- WHAT YOU NEED TO DO
Within the listing below, the lines containing "structured" are to be counted. Give the number only.

··· RECORDS FOR THE TASK ···

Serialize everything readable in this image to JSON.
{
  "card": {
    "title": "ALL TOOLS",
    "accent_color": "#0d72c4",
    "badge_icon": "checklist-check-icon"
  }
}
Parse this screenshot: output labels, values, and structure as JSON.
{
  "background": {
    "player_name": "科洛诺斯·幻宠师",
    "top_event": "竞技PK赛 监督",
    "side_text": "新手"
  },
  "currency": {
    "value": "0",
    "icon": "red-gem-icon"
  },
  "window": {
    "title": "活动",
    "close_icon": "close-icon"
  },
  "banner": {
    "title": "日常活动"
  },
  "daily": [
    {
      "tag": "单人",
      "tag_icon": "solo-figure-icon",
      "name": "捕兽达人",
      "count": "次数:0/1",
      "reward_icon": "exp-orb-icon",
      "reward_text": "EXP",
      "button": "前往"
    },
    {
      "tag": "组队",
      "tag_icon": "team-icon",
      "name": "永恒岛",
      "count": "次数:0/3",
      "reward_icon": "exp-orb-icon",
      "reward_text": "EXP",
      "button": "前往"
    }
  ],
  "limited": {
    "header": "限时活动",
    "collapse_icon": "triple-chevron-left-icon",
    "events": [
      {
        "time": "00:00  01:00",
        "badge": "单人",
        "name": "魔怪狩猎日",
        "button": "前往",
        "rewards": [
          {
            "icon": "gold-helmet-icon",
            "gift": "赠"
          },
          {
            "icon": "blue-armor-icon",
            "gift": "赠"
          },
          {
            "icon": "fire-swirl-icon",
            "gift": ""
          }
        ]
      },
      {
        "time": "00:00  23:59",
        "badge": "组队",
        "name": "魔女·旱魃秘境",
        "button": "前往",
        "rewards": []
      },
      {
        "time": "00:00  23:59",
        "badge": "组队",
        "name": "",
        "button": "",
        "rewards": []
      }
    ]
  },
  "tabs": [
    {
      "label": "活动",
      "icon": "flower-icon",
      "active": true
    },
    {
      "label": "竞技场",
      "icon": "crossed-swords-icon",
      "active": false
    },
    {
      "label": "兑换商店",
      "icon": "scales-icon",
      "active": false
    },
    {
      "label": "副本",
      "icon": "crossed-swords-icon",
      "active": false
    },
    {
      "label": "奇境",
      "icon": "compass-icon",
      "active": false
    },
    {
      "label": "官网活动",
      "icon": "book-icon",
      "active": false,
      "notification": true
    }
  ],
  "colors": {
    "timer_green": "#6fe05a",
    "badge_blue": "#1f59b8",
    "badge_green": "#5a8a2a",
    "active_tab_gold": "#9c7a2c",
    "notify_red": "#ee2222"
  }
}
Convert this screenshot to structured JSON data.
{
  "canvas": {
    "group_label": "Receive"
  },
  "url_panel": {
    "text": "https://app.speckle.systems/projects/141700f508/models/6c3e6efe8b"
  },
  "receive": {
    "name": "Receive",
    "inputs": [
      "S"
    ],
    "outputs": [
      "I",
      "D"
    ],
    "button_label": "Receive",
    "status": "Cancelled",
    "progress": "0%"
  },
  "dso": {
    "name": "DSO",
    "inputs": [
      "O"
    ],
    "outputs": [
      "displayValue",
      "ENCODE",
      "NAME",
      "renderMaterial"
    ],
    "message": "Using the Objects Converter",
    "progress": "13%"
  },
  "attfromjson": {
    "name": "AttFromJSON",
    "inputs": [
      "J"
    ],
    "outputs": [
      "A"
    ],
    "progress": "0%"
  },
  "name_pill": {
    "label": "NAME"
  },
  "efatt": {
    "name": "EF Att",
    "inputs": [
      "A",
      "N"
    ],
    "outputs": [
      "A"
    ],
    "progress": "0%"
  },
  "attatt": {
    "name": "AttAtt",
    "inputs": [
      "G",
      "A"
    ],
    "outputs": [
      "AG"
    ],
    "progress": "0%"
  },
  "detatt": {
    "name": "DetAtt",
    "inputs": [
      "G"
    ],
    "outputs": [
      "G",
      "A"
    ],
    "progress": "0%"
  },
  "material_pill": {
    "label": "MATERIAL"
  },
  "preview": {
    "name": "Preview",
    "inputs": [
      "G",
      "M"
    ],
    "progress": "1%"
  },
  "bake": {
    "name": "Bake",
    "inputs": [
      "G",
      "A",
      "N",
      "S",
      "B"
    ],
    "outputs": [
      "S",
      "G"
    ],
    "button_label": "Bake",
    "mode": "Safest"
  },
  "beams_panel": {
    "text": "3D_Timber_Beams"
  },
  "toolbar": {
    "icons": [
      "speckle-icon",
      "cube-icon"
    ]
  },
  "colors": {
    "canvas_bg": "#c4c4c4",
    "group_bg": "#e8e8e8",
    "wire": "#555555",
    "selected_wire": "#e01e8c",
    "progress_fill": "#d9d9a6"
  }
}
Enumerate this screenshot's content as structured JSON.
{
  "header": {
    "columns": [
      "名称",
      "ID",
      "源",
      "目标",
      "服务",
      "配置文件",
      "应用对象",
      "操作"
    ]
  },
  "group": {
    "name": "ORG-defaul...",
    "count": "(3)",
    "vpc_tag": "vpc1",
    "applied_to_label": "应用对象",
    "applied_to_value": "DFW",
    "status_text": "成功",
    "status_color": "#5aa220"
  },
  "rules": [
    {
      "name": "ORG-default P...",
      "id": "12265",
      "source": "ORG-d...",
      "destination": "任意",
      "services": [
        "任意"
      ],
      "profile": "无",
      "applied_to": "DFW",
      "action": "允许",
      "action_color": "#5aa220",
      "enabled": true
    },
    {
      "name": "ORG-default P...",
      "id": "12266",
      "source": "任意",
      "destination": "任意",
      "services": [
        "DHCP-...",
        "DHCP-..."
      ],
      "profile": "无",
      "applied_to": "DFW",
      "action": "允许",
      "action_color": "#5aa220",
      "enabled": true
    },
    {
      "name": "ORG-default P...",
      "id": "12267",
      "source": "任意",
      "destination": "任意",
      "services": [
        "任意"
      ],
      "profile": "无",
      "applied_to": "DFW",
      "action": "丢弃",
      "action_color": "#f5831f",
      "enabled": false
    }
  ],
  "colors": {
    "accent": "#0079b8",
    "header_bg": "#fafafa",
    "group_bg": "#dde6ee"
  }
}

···

- RESULT OF THIS TASK
2